• _PROBLEM STATEMENT_:
Gather all lines in the data that hold the string "product".

• _INPUT RECORDS_:
____________________
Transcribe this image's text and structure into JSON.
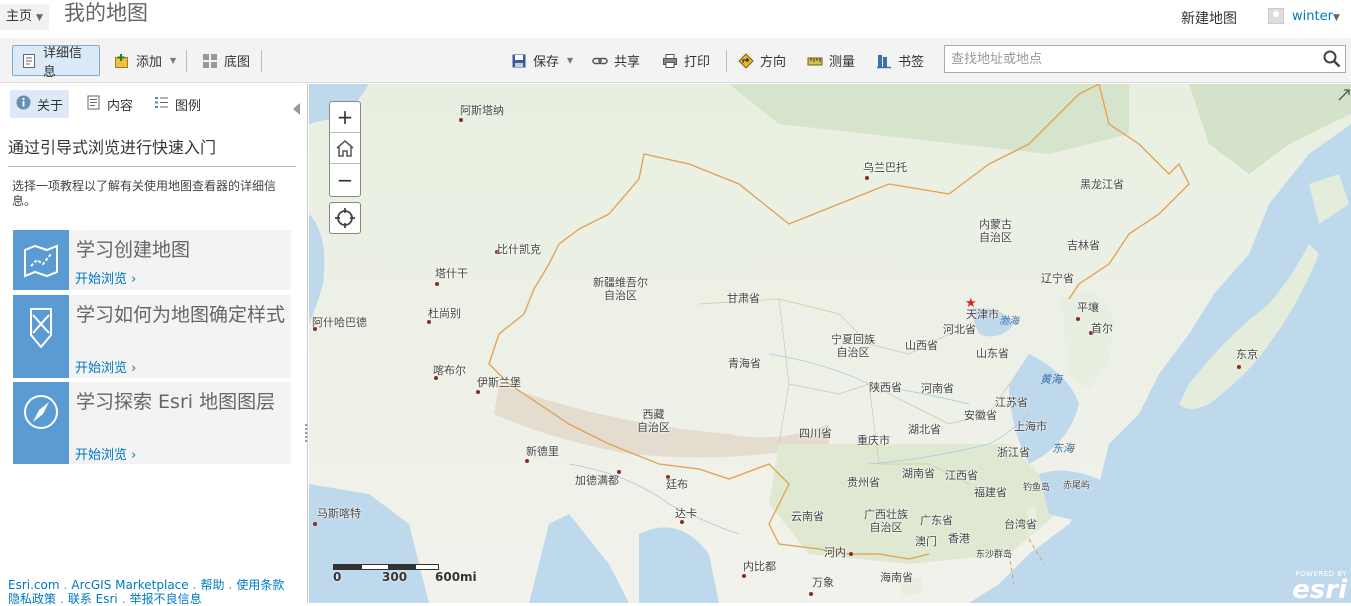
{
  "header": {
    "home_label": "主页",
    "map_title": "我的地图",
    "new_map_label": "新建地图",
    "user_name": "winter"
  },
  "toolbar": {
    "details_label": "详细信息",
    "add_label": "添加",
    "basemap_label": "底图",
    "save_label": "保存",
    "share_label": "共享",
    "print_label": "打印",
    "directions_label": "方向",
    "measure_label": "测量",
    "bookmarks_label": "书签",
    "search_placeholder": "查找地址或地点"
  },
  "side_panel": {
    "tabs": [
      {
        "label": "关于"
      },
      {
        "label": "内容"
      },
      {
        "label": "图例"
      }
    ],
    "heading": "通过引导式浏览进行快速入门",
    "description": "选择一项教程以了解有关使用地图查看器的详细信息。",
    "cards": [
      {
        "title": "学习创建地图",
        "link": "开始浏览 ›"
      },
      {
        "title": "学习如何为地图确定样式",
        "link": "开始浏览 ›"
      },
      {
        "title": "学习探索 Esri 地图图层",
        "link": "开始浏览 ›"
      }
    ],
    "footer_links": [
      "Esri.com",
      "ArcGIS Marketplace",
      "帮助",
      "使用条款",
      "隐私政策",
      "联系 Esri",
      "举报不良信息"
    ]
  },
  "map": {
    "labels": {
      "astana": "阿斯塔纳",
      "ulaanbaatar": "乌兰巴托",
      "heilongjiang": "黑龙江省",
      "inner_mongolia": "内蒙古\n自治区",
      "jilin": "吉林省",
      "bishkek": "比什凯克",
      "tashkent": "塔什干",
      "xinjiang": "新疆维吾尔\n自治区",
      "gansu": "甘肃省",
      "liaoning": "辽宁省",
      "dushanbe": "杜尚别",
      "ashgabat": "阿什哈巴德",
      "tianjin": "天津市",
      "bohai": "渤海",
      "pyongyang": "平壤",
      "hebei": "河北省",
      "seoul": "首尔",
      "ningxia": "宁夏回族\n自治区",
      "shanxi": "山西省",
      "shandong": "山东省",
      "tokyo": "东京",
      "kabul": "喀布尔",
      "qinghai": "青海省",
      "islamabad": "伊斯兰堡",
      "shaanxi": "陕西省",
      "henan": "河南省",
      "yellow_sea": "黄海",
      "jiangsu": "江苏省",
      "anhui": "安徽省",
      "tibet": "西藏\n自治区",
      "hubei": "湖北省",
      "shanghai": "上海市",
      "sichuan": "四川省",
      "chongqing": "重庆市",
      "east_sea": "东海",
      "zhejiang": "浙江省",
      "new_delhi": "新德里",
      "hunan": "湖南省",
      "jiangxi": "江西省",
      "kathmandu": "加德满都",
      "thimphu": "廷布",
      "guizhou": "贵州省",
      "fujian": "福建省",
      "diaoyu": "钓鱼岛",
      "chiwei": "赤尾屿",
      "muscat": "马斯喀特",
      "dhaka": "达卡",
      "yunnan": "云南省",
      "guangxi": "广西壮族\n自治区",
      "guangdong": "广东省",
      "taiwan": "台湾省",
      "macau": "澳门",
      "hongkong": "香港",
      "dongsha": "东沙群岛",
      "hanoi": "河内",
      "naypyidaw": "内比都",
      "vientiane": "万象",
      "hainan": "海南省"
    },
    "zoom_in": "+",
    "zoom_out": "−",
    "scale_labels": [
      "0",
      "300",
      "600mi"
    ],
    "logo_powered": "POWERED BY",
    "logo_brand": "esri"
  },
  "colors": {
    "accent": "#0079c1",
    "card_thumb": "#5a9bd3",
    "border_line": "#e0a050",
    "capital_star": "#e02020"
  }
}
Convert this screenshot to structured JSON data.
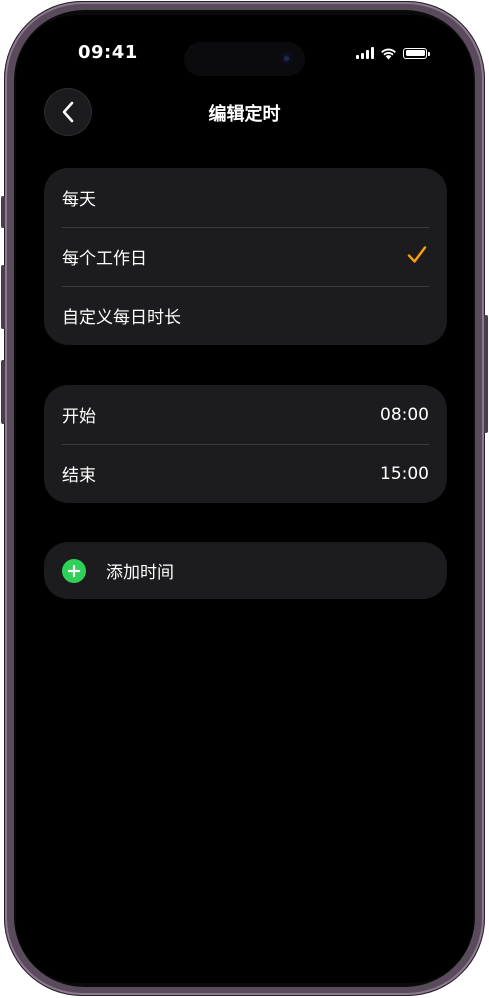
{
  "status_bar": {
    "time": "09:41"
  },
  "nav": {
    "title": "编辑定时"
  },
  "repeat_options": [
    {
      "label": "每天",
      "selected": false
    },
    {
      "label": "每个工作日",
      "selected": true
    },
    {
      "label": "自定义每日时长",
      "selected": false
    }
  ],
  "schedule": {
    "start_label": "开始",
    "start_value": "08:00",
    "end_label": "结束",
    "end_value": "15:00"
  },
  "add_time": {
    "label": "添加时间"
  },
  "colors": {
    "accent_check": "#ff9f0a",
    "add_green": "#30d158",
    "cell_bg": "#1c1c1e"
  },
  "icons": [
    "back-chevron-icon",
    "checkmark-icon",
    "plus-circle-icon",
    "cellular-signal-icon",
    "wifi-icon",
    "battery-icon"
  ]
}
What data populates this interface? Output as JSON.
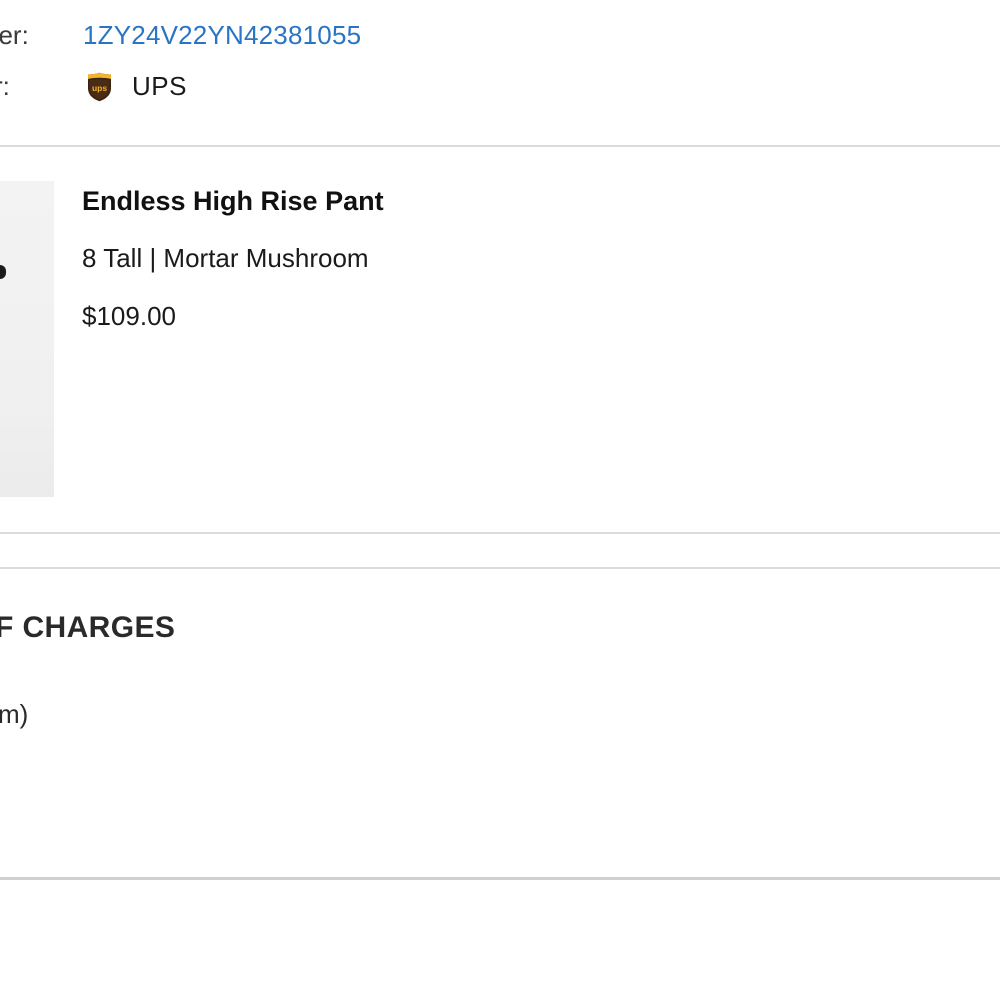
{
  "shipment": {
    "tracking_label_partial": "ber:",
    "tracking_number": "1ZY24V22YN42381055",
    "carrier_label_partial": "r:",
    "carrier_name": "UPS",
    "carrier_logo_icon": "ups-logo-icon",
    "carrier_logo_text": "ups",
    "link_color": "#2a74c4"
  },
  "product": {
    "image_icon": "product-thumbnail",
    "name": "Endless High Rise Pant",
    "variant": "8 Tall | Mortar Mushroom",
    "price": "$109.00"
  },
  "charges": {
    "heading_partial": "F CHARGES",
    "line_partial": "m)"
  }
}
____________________
• _TASK RESPONSE_:
  "product": {
    "image_icon": "product-thumbnail",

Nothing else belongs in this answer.